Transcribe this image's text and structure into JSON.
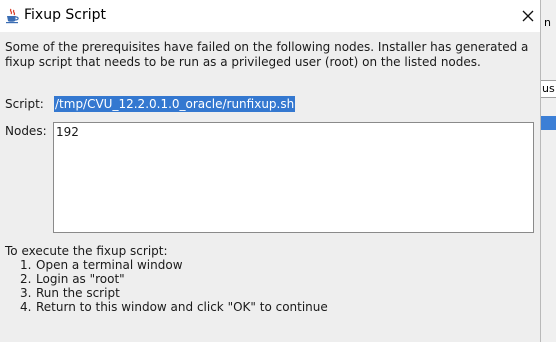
{
  "window": {
    "title": "Fixup Script",
    "icon": "java-cup-icon",
    "close_glyph": "✕"
  },
  "message": "Some of the prerequisites have failed on the following nodes. Installer has generated a fixup script that needs to be run as a privileged user (root) on the listed nodes.",
  "script": {
    "label": "Script:",
    "path": "/tmp/CVU_12.2.0.1.0_oracle/runfixup.sh"
  },
  "nodes": {
    "label": "Nodes:",
    "value": "192"
  },
  "instructions": {
    "intro": "To execute the fixup script:",
    "steps": [
      {
        "num": "1.",
        "text": "Open a terminal window"
      },
      {
        "num": "2.",
        "text": "Login as \"root\""
      },
      {
        "num": "3.",
        "text": "Run the script"
      },
      {
        "num": "4.",
        "text": "Return to this window and click \"OK\" to continue"
      }
    ]
  },
  "background_app": {
    "fragment_top": "n",
    "fragment_field": "us"
  },
  "colors": {
    "selection": "#3478d0",
    "dialog_bg": "#eeeeee",
    "titlebar_bg": "#ffffff"
  }
}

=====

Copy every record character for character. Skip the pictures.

Transcribe this image's text and structure into JSON.
{
  "window": {
    "title": "Fixup Script",
    "icon": "java-cup-icon",
    "close_glyph": "✕"
  },
  "message": "Some of the prerequisites have failed on the following nodes. Installer has generated a fixup script that needs to be run as a privileged user (root) on the listed nodes.",
  "script": {
    "label": "Script:",
    "path": "/tmp/CVU_12.2.0.1.0_oracle/runfixup.sh"
  },
  "nodes": {
    "label": "Nodes:",
    "value": "192"
  },
  "instructions": {
    "intro": "To execute the fixup script:",
    "steps": [
      {
        "num": "1.",
        "text": "Open a terminal window"
      },
      {
        "num": "2.",
        "text": "Login as \"root\""
      },
      {
        "num": "3.",
        "text": "Run the script"
      },
      {
        "num": "4.",
        "text": "Return to this window and click \"OK\" to continue"
      }
    ]
  },
  "background_app": {
    "fragment_top": "n",
    "fragment_field": "us"
  },
  "colors": {
    "selection": "#3478d0",
    "dialog_bg": "#eeeeee",
    "titlebar_bg": "#ffffff"
  }
}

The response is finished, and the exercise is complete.